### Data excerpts
= Beginning of Section =
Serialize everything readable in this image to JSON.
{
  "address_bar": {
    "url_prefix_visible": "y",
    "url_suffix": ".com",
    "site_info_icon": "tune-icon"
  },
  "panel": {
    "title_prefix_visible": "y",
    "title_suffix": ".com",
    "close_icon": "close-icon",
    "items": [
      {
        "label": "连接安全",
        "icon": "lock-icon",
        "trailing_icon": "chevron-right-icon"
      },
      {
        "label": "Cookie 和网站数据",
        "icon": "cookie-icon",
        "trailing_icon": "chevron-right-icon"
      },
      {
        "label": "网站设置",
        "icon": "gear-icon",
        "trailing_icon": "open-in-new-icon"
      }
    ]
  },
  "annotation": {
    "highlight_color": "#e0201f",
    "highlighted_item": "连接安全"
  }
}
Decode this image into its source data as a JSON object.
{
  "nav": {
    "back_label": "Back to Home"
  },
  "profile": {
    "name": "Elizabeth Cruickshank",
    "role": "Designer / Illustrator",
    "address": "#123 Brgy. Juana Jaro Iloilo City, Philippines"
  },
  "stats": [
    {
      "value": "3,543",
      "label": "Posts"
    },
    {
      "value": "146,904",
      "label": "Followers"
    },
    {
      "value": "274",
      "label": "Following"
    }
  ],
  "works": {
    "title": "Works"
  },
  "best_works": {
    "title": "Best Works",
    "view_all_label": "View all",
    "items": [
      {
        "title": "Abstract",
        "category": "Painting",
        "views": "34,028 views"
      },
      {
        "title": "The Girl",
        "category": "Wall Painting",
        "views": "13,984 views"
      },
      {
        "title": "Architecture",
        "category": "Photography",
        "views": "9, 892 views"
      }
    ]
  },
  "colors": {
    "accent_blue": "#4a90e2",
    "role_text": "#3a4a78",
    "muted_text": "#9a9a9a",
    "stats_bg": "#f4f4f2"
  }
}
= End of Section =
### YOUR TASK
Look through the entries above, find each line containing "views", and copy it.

### RESPONSE
        "views": "34,028 views"
        "views": "13,984 views"
        "views": "9, 892 views"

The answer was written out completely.